### Task
Set down every record below exactly as it stands, leaving out the pictures.

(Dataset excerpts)
•••••

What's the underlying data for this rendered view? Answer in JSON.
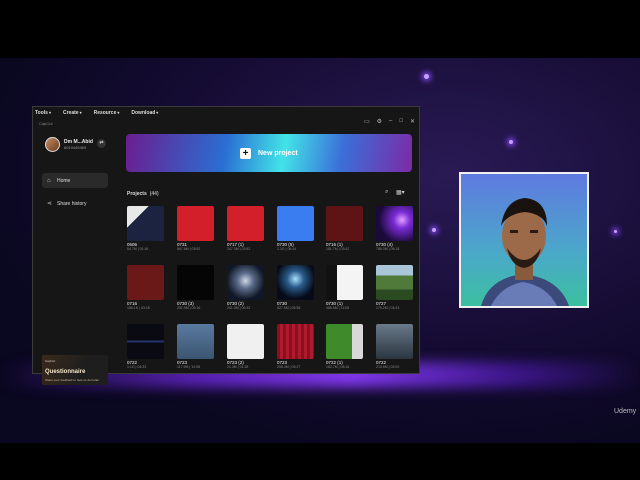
{
  "menu": [
    {
      "label": "Tools"
    },
    {
      "label": "Create"
    },
    {
      "label": "Resource"
    },
    {
      "label": "Download"
    }
  ],
  "app_logo": "CapCut",
  "window_controls": [
    "feedback-icon",
    "settings-icon",
    "minimize-icon",
    "maximize-icon",
    "close-icon"
  ],
  "user": {
    "name": "Dm M...Abid",
    "phone": "6019445469"
  },
  "nav": [
    {
      "label": "Home",
      "icon": "home-icon",
      "active": true
    },
    {
      "label": "Share history",
      "icon": "share-icon",
      "active": false
    }
  ],
  "promo": {
    "tag": "CapCut",
    "title": "Questionnaire",
    "subtitle": "Share your feedback to help us do better"
  },
  "hero": {
    "label": "New project"
  },
  "projects": {
    "label": "Projects",
    "count": "(44)",
    "items": [
      {
        "name": "0506",
        "meta": "84.7M | 01:16",
        "thumb": "screen"
      },
      {
        "name": "0731",
        "meta": "867.8M | 03:52",
        "thumb": "red"
      },
      {
        "name": "0717 (1)",
        "meta": "247.3M | 03:52",
        "thumb": "red"
      },
      {
        "name": "0730 (5)",
        "meta": "1.3G | 06:44",
        "thumb": "blue"
      },
      {
        "name": "0716 (1)",
        "meta": "181.7M | 03:42",
        "thumb": "darkred"
      },
      {
        "name": "0730 (4)",
        "meta": "786.3M | 05:18",
        "thumb": "purple"
      },
      {
        "name": "0716",
        "meta": "166.1K | 03:18",
        "thumb": "darkred2"
      },
      {
        "name": "0730 (3)",
        "meta": "251.9M | 09:16",
        "thumb": "black"
      },
      {
        "name": "0730 (2)",
        "meta": "241.3M | 06:32",
        "thumb": "robot"
      },
      {
        "name": "0730",
        "meta": "627.6M | 05:58",
        "thumb": "tunnel"
      },
      {
        "name": "0730 (1)",
        "meta": "486.5M | 11:08",
        "thumb": "doc"
      },
      {
        "name": "0727",
        "meta": "179.2M | 04:43",
        "thumb": "landscape"
      },
      {
        "name": "0722",
        "meta": "1.1G | 04:33",
        "thumb": "dark"
      },
      {
        "name": "0723",
        "meta": "117.9M | 10:08",
        "thumb": "face"
      },
      {
        "name": "0723 (2)",
        "meta": "21.3M | 01:28",
        "thumb": "white"
      },
      {
        "name": "0723",
        "meta": "208.4M | 05:27",
        "thumb": "curtain"
      },
      {
        "name": "0722 (1)",
        "meta": "162.7M | 08:16",
        "thumb": "green"
      },
      {
        "name": "0722",
        "meta": "213.5M | 05:20",
        "thumb": "face2"
      }
    ]
  },
  "watermark": "Udemy"
}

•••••

### Exercise solution
What's the underlying data for this rendered view? Answer in JSON.
{
  "menu": [
    {
      "label": "Tools"
    },
    {
      "label": "Create"
    },
    {
      "label": "Resource"
    },
    {
      "label": "Download"
    }
  ],
  "app_logo": "CapCut",
  "window_controls": [
    "feedback-icon",
    "settings-icon",
    "minimize-icon",
    "maximize-icon",
    "close-icon"
  ],
  "user": {
    "name": "Dm M...Abid",
    "phone": "6019445469"
  },
  "nav": [
    {
      "label": "Home",
      "icon": "home-icon",
      "active": true
    },
    {
      "label": "Share history",
      "icon": "share-icon",
      "active": false
    }
  ],
  "promo": {
    "tag": "CapCut",
    "title": "Questionnaire",
    "subtitle": "Share your feedback to help us do better"
  },
  "hero": {
    "label": "New project"
  },
  "projects": {
    "label": "Projects",
    "count": "(44)",
    "items": [
      {
        "name": "0506",
        "meta": "84.7M | 01:16",
        "thumb": "screen"
      },
      {
        "name": "0731",
        "meta": "867.8M | 03:52",
        "thumb": "red"
      },
      {
        "name": "0717 (1)",
        "meta": "247.3M | 03:52",
        "thumb": "red"
      },
      {
        "name": "0730 (5)",
        "meta": "1.3G | 06:44",
        "thumb": "blue"
      },
      {
        "name": "0716 (1)",
        "meta": "181.7M | 03:42",
        "thumb": "darkred"
      },
      {
        "name": "0730 (4)",
        "meta": "786.3M | 05:18",
        "thumb": "purple"
      },
      {
        "name": "0716",
        "meta": "166.1K | 03:18",
        "thumb": "darkred2"
      },
      {
        "name": "0730 (3)",
        "meta": "251.9M | 09:16",
        "thumb": "black"
      },
      {
        "name": "0730 (2)",
        "meta": "241.3M | 06:32",
        "thumb": "robot"
      },
      {
        "name": "0730",
        "meta": "627.6M | 05:58",
        "thumb": "tunnel"
      },
      {
        "name": "0730 (1)",
        "meta": "486.5M | 11:08",
        "thumb": "doc"
      },
      {
        "name": "0727",
        "meta": "179.2M | 04:43",
        "thumb": "landscape"
      },
      {
        "name": "0722",
        "meta": "1.1G | 04:33",
        "thumb": "dark"
      },
      {
        "name": "0723",
        "meta": "117.9M | 10:08",
        "thumb": "face"
      },
      {
        "name": "0723 (2)",
        "meta": "21.3M | 01:28",
        "thumb": "white"
      },
      {
        "name": "0723",
        "meta": "208.4M | 05:27",
        "thumb": "curtain"
      },
      {
        "name": "0722 (1)",
        "meta": "162.7M | 08:16",
        "thumb": "green"
      },
      {
        "name": "0722",
        "meta": "213.5M | 05:20",
        "thumb": "face2"
      }
    ]
  },
  "watermark": "Udemy"
}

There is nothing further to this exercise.